Prompt: Filter the entries below, keeping only lines with "favicon".

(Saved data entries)

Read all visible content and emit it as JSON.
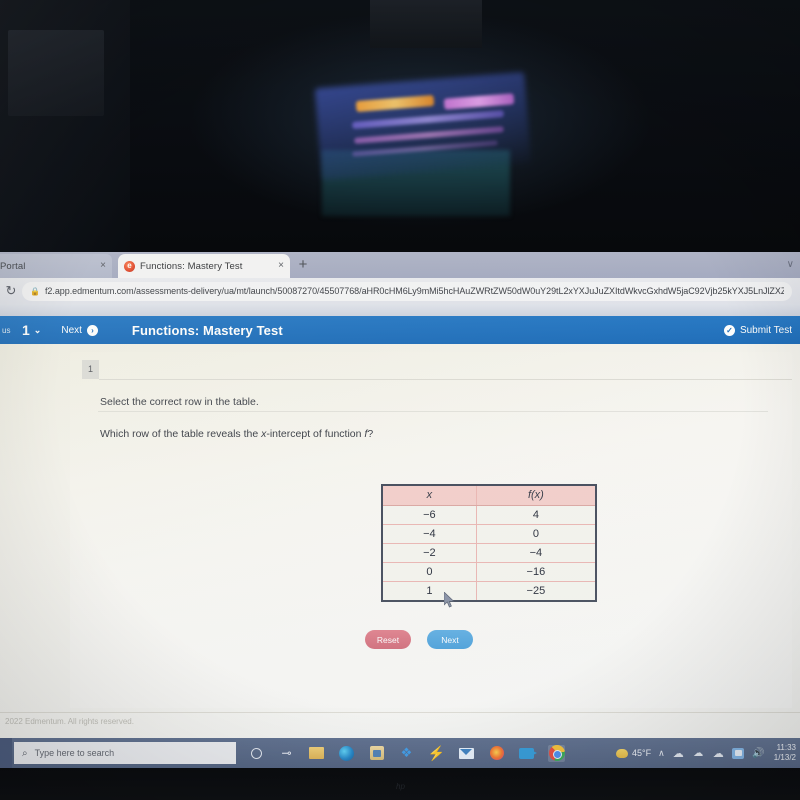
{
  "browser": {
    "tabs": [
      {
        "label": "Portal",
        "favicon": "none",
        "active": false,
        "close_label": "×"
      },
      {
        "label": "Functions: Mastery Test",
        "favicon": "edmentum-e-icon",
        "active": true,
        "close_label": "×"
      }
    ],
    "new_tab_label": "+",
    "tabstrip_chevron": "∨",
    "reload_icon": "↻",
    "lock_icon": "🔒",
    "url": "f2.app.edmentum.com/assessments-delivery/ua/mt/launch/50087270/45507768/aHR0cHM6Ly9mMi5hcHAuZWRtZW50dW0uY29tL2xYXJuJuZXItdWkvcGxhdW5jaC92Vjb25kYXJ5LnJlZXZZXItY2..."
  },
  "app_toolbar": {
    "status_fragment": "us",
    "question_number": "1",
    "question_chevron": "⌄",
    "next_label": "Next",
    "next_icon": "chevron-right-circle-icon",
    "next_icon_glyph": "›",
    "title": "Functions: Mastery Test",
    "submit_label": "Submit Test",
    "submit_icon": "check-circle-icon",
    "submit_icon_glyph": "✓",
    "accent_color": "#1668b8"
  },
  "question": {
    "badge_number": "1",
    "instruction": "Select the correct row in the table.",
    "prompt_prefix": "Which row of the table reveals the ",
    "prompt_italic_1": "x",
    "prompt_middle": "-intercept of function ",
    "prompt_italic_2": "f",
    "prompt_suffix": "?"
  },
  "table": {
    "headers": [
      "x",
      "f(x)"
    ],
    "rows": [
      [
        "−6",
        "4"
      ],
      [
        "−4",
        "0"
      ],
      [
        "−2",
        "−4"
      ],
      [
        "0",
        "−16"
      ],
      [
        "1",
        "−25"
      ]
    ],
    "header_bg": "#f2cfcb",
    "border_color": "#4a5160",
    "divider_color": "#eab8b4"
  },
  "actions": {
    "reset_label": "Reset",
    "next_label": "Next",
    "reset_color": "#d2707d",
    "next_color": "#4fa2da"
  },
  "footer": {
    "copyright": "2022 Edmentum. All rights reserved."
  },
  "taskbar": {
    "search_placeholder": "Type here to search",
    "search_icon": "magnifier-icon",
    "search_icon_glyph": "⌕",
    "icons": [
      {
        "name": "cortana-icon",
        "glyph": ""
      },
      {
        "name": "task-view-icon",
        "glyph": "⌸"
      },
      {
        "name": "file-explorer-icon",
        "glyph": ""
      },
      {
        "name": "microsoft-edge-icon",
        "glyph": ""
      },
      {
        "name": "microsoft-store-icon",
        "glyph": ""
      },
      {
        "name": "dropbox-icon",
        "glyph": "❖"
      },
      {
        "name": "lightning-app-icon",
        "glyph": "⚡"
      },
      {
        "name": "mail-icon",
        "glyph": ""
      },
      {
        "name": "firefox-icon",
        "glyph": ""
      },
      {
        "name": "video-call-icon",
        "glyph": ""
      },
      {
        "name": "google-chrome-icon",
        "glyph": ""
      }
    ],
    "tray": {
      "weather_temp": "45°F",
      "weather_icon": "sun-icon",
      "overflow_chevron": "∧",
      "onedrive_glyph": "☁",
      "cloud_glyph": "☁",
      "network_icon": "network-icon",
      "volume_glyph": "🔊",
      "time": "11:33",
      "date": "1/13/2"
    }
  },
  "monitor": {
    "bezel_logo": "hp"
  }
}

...

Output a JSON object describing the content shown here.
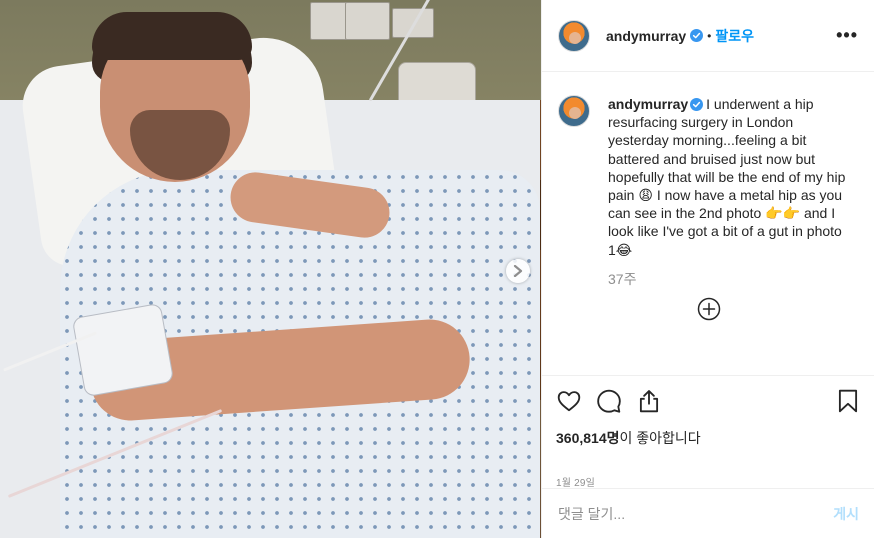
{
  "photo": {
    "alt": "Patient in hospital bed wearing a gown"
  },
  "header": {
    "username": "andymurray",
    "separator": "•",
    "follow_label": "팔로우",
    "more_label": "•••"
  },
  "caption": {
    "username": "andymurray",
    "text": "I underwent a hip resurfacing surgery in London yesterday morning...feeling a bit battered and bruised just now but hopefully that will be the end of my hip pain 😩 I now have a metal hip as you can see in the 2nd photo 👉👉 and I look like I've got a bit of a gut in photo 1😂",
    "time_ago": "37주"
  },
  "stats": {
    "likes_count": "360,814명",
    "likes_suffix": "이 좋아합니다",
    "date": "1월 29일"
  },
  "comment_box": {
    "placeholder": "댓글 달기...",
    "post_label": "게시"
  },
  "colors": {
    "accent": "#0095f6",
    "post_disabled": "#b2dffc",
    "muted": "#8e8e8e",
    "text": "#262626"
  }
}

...

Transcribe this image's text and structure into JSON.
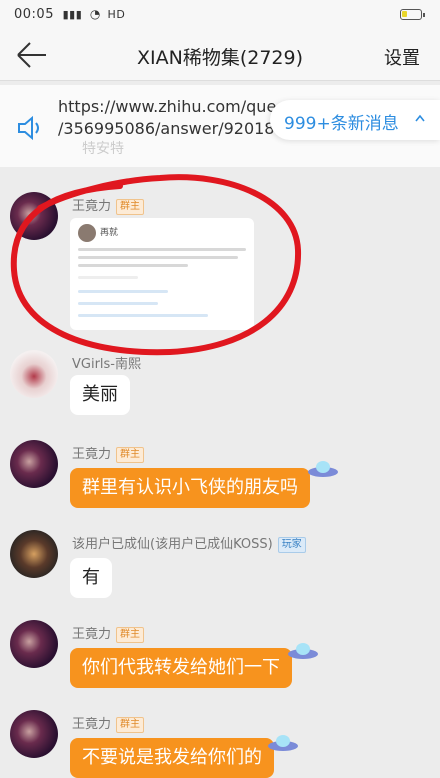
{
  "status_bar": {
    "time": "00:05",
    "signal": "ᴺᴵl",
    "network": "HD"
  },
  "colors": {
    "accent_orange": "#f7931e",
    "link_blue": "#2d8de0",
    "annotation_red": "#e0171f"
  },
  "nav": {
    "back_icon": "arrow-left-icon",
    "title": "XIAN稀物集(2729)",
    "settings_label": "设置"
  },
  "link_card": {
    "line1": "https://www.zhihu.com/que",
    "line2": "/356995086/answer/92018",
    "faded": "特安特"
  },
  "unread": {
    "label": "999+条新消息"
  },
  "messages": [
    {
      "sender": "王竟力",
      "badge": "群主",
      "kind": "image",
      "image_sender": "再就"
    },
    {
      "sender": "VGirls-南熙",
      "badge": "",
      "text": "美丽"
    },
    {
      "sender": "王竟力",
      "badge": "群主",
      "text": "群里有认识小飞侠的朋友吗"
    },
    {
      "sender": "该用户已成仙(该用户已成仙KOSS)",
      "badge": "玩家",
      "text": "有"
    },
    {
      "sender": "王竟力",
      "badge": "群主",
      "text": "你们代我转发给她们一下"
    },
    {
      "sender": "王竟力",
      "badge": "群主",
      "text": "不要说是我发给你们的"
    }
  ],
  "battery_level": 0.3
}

Finished task:
        "favicon": "none",
        "favicon": "edmentum-e-icon",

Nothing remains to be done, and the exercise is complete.